One of the widely used examples of caesurae in Indian poetry was in the 'dohas' or couplet poems of Sant Kabir Das, a 15th-century poet who was central to the Bhakti movement in Hinduism.[6] An example of his doha or couplet:

कस्तूरी कुंडल बसे मृग ढूँढत बन माहि ।
ज्यों घट घट में राम हैं दुनिया देखत नाहि ।।
Kastūrī kuṃḍala base, mṛga ḍhūm̐ḍhata bana māhi ǀ
Jyo ghaṭa ghaṭa rāma hai, duniyā dekhe nāhī. |
(Musk lies in the musk deer’s own nave ।)
(But roam in the forest he does – it to seek ।।)[7]


Caesura is very important in Polish syllabic verse (as in French alexandrine).[8] Every line longer than eight syllables is divided into two half-lines.[9] Lines composed of the same number of syllables with division in different place are considered to be completely different metrical patterns. For example, Polish alexandrine (13) is almost always divided 7+6. It has been very common in Polish poetry for last five centuries. But the metre 13(8+5) occurs only rarely and 13(6+7) can be hardly found. In Polish accentual-syllabic verse caesura is not so important but iambic tetrametre (very popular today) is usually 9(5+4).[10] Caesura in Polish syllabic verse is almost always feminine, while in accentual-syllabic (especially iambic) verse it is often masculine: sSsSsSsS//sSsSsSsSs. There are also metrical patterns with two or three caesuras, for example 18[9(5+4)+9(5+4)].[11]

Other examples[edit]

Caesurae can occur in later forms of verse, where they are usually optional. The so-called ballad meter, or the common meter of the hymnodists (see also hymn), is usually thought of as a line of iambic tetrameter followed by a line of trimeter, but it can also be considered a line of heptameter with a fixed caesura at the fourth foot.

Considering the break as a caesura in these verse forms, rather than a beginning of a new line, explains how sometimes multiple caesurae can be found in this verse form (from the ballad, Tom o' Bedlam):

From the hag and hungry goblin || that into rags would rend ye,
And the spirits that stand || by the naked man || in the Book of Moons, defend ye!

In later and freer verse forms, the caesura is optional. It can, however, be used for rhetorical effect, as in Alexander Pope's line:

To err is human; || to forgive, divine.


In music, a caesura denotes a brief, silent pause, during which metrical time is not counted. Similar to a silent fermata, caesurae are located between notes or measures (before or over bar lines), rather than on notes or rests (as with a fermata). A fermata may be placed over a caesura to indicate a longer pause.

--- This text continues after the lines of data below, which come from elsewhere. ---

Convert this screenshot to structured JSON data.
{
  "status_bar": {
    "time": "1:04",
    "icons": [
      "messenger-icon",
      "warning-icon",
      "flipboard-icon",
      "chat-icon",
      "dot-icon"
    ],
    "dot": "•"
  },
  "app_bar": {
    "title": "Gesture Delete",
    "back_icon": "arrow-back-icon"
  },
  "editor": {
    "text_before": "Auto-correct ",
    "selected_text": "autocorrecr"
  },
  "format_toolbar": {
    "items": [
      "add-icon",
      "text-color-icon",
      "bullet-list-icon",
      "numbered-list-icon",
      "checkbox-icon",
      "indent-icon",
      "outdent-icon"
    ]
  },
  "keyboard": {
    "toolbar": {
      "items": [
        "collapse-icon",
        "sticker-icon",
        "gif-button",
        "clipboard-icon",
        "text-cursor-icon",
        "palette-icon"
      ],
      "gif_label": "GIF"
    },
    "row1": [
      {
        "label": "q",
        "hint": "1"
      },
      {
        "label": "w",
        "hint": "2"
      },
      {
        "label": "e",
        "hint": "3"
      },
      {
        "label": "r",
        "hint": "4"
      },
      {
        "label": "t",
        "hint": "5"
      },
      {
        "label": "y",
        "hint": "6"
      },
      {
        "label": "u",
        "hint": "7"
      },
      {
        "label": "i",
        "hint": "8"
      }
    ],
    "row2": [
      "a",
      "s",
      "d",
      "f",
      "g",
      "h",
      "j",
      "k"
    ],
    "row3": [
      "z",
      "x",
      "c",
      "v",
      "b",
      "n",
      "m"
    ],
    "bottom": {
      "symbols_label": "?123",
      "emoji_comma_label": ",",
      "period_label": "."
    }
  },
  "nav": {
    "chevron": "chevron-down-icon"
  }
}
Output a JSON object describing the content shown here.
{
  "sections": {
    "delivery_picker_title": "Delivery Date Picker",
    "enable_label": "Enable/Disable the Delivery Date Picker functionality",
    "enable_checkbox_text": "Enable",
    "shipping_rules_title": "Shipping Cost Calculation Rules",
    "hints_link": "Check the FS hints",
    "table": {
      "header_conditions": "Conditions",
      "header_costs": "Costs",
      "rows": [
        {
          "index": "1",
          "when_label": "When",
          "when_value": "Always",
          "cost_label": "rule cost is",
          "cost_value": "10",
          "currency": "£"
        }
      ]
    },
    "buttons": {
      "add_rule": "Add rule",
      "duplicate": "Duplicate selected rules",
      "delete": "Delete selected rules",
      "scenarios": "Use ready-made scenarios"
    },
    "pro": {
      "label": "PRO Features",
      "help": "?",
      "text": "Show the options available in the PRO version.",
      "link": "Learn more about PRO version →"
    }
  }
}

In musical notation, a caesura is marked by double oblique lines, similar to a pair of slashes ⟨//⟩. The symbol is popularly called "tram-lines" in the UK and "railroad tracks" or "train tracks" in the US.

The length of a caesura where notated is at the discretion of the conductor.

See also[edit]


  1. ^ Spreadbury, Daniel; Eastwood, Michael; Finn, Ben; and Finn, Jonathan (March 2008). "Sibelius 5 Reference", p.150. Edition 5.2. "The comma also indicates a short silence on instruments like the piano, which can't literally breath."
  2. ^ a b "virgule, n.", Oxford English Dictionary, 1st ed., Oxford: Oxford University Press, 1917.
  3. ^ West, M.L. (1982). Greek Metre. Oxford: Clarendon Press. pp. 38, 98, 152.
  4. ^ Maas, P. (1962) Greek Metre (tr. Lloyd-Jones), p. 60.
  5. ^ Bergman, Bennet. "Caesura." LitCharts LLC, May 5, 2017. Retrieved May 17, 2018. https://www.litcharts.com/literary-devices-and-terms/caesura.
  6. ^ "History of Sant Kabirdas". 12 April 2021.
  7. ^ "Kabirdas Dohavali". 11 April 2012.
  8. ^ See Summary [in:] Lucylla Pszczołowska, Wiersz polski. Zarys historyczny, Wrocław 1997, p. 398.
  9. ^ Wiktor Jarosław Darasz, Mały przewodnik po wierszu polskim, Kraków 2003, p. 14 (In Polish).
  10. ^ Lucylla Pszczołowska, o.c., p. 401.
  11. ^ Wiktor Jarosław Darasz, o.c., p. 73-74.